RSVPs are really, really helpful but they can also be deceiving. For free RSVP events, you can generally expect 50% or less of the people who RSVP to attend. If you have more than that, you’re kicking ass.
Meetup.com itself can be even more deceiving, since they make it SOOOO easy for people to RSVP. I’ve learned to like Meetup for it’s ability to help new people discover us, but less so for the poor turnout ratio (and often, this weird side effect where it attracts people who are “Meetup Surfers”, who just hop from meetup to meetup even when they have no idea what the meetup is about. Some of them are very nice, and eager to learn. Others are…let’s say habitually distracting.
Do you need a talk? I say no.
I actively avoid talks at the Meetups I’ve organized over the years, because while they seem like they’d be a magnet for attendees, in practice they’re usually the most effort and least interactive part of a Meetup. We VERY regularly get remarks from people that our Meetups are more memorable because they don’t interrupt the conversations among the attendees for a talk.
In my experience, talks work best when they’re timely, topical…and short. When we DO have a talk, it’s because we know that it’s something people are chomping at the bit to learn more about, not just something they’d casually like hearing about. One awesome part about keeping talks SHORT is that it’s less prep work for the presenter. The other awesome part about a short talk is that it quickly turns the floor back over the the most important people in the room - the attendees - and you can encourage further discussion about the topic (or anything else that they want).
Do you need refreshments? I put refreshments in the “niceties” category. They can also be a great way to involve a sponsor who isn’t sure how to contribute. With that said, providing food DOES take care of a key objection. I remember learning this in college, when campus orgs would send out invites. If someone put an event during a meal AND said there was going to be food, my # of excuses to not go would shrink. “I gotta eat anyway…”
For me, timing is the deciding factor for whether or not food should be a consideration. Longer meetups are more likely to overlap a meal.
Another way to look at this is to make a meal the entire Meetup. I’ve had tons of success by removing the “topic” as the centerpiece of the Meetup and instead, just inviting a bunch of people from a given community to have a meal together. Even if they have to pay their own way (which I’ve done far more often than I’ve had the entire meal sponsored), people love having an opportunity to share a meal and talk about stuff they care about. Also, this reduces the actual work for you as an organizer, letting you focus on inviting people to attend: pick a place, set up RSVPs, and notify the place ahead of time.
Final twist on the “refreshments” angle: think about experimenting with pot luck dinners. This has been HUGE in a number of the communities that I work with. It’s even more participatory, and invites people to share something with the group. It can be helpful to assure people that they don’t need to cook, but can swing by a grocery store and pick up something prepared.
Venue choice: My #1 priority for venue choice is how easy the venue is to work with. I don’t want to spend my energy convincing them, I want them to be excited/happy to be working with us. This usually means my goal is to be a return guest.

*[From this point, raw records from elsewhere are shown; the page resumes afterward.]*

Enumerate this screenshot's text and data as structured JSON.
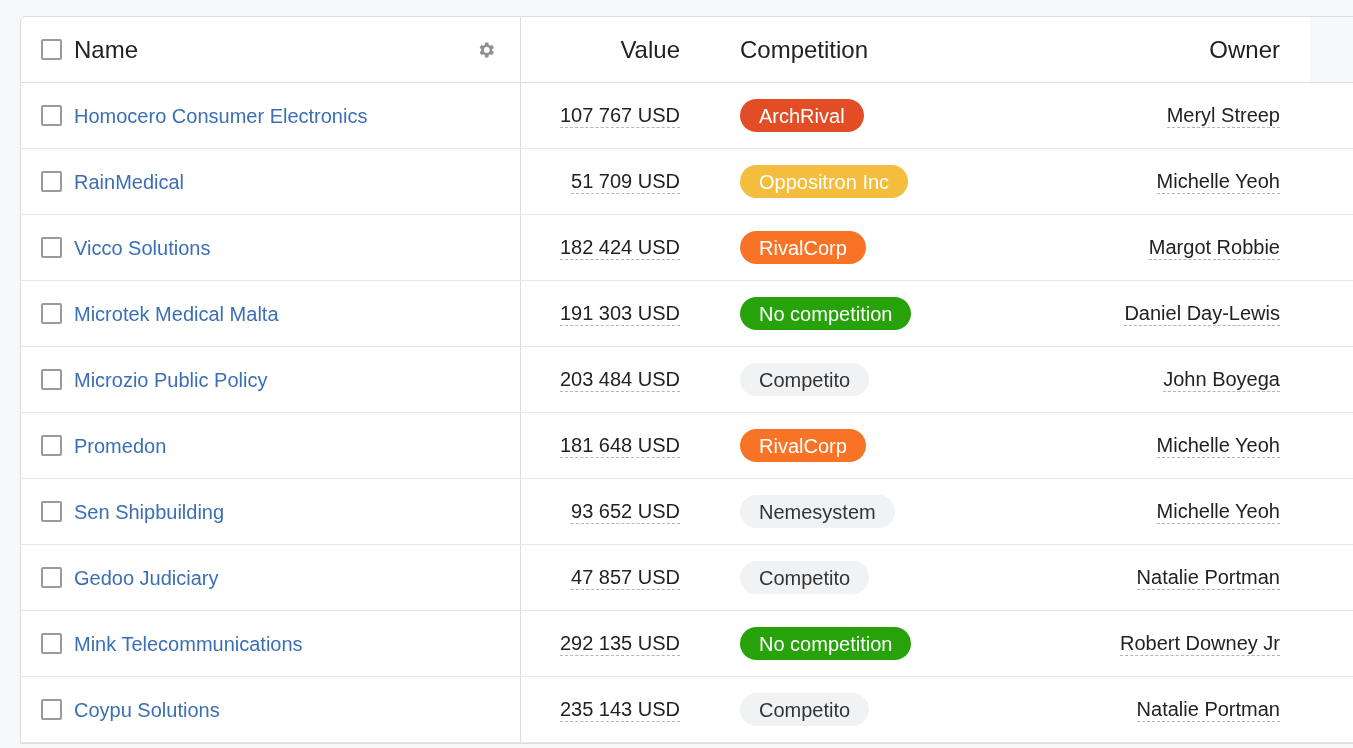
{
  "table": {
    "header_checked": false,
    "columns": [
      "Name",
      "Value",
      "Competition",
      "Owner"
    ],
    "rows": [
      {
        "checked": false,
        "name": "Homocero Consumer Electronics",
        "value": "107 767 USD",
        "competition": "ArchRival",
        "color": "#e34d26",
        "owner": "Meryl Streep"
      },
      {
        "checked": false,
        "name": "RainMedical",
        "value": "51 709 USD",
        "competition": "Oppositron Inc",
        "color": "#f4bd3d",
        "owner": "Michelle Yeoh"
      },
      {
        "checked": false,
        "name": "Vicco Solutions",
        "value": "182 424 USD",
        "competition": "RivalCorp",
        "color": "#f97326",
        "owner": "Margot Robbie"
      },
      {
        "checked": false,
        "name": "Microtek Medical Malta",
        "value": "191 303 USD",
        "competition": "No competition",
        "color": "#27a20a",
        "owner": "Daniel Day-Lewis"
      },
      {
        "checked": false,
        "name": "Microzio Public Policy",
        "value": "203 484 USD",
        "competition": "Competito",
        "color": "#f1f2f4",
        "owner": "John Boyega"
      },
      {
        "checked": false,
        "name": "Promedon",
        "value": "181 648 USD",
        "competition": "RivalCorp",
        "color": "#f97326",
        "owner": "Michelle Yeoh"
      },
      {
        "checked": false,
        "name": "Sen Shipbuilding",
        "value": "93 652 USD",
        "competition": "Nemesystem",
        "color": "#f1f2f4",
        "owner": "Michelle Yeoh"
      },
      {
        "checked": false,
        "name": "Gedoo Judiciary",
        "value": "47 857 USD",
        "competition": "Competito",
        "color": "#f1f2f4",
        "owner": "Natalie Portman"
      },
      {
        "checked": false,
        "name": "Mink Telecommunications",
        "value": "292 135 USD",
        "competition": "No competition",
        "color": "#27a20a",
        "owner": "Robert Downey Jr"
      },
      {
        "checked": false,
        "name": "Coypu Solutions",
        "value": "235 143 USD",
        "competition": "Competito",
        "color": "#f1f2f4",
        "owner": "Natalie Portman"
      }
    ]
  }
}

The second priority, closely behind the former, is the perception of convenience. I say perception because no matter where you choose, people are going to complain for some reason . Finding places that FEEL convenient to get to (consider public transit, parking, etc) is different from choosing places that are actually easy to get to.
Get to know where your community is located in your region. In Philadelphia, for example, we knew that much of our creative community was located in three different neighborhoods: one to the north, one to the south, and one to the west. The challenge was that if we went to any one of these neighborhoods, people from the other neighborhoods wouldn’t come.

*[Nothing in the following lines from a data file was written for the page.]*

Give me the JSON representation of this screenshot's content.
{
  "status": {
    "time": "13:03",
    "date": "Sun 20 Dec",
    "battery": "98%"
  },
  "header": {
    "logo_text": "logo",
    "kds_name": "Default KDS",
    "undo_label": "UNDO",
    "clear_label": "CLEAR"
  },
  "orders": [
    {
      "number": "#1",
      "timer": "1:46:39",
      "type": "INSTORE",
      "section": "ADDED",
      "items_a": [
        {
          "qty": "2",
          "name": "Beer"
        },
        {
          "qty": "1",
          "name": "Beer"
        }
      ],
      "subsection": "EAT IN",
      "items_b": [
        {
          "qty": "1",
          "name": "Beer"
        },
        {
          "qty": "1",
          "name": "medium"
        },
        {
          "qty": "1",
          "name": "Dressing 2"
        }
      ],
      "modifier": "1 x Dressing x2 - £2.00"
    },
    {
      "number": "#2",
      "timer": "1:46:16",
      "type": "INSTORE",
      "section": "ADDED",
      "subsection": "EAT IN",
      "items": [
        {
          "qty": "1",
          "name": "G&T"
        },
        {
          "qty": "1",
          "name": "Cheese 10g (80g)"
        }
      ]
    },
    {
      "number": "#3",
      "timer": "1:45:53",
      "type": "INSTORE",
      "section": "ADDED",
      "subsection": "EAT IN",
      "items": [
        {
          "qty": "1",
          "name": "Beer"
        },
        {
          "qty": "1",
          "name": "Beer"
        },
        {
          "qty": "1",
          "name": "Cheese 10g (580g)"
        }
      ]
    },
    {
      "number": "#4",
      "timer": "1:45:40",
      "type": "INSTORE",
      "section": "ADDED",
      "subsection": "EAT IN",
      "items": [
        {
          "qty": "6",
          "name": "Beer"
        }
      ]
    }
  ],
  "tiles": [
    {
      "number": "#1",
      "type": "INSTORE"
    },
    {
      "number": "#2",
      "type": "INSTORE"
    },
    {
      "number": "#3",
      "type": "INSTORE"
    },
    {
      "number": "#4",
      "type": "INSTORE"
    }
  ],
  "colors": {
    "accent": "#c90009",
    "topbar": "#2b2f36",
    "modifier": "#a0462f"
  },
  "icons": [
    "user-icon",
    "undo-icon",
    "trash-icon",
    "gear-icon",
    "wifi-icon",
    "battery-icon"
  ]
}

So instead, we started doing our Meetups in areas of the city that were relatively equi-distant to all of them, and relatively easy to get to from all three neighborhoods. That neighborhood was an otherwise unlikely place at the beginning, but has since become an emergent epicenter, so much so that the city supported us in an official naming of N. 3rd St to “N3rd Street”

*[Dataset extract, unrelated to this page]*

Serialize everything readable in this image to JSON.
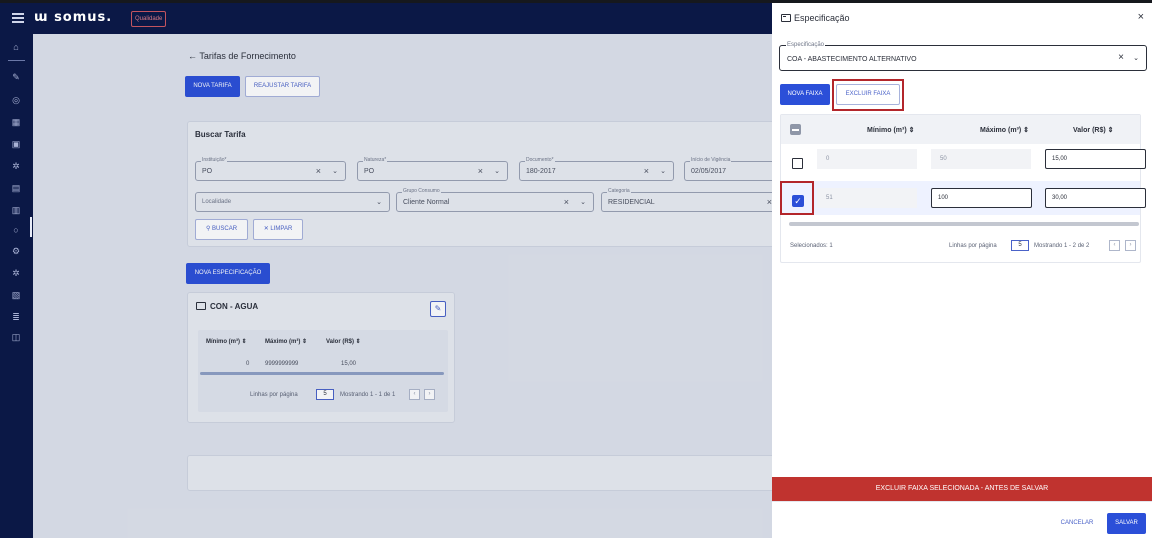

What things are necessary for your group and why do you think they are necessary? To recap from my previous points, it’s probably less than YOU think. Start small, with as little overhead as possible.
I’ve noticed that a lot of Meetup organizers are tempted into adding lots of “Features” to their Meetup, for fear that without a given feature people won’t attend. This is a purely mental block and I’ve seen it kill a lot of Meetups and Meetup organizers. Remember why people attend Meetups: to meet other people. Put your focus on things that support that.
More importantly, remember that anything that DOESN’T help people meet each other has the potential to be a distraction from the core reason they’re there.
Aside #1: My friend Vanessa Gennarelli - who works for P2PU and helped design Mozilla’s recently decommissioned Badges platform - wrote an awesome post about designing community building events that I think y’all might like: http://dangerouslyawesome.com/2014/02/how-to-design-community-building-events-that-people-will-love-and-remember/
Aside #2: I bet that promotion of Meetups (and in general events) could be an entirely new thread. Anybody interested in something like that?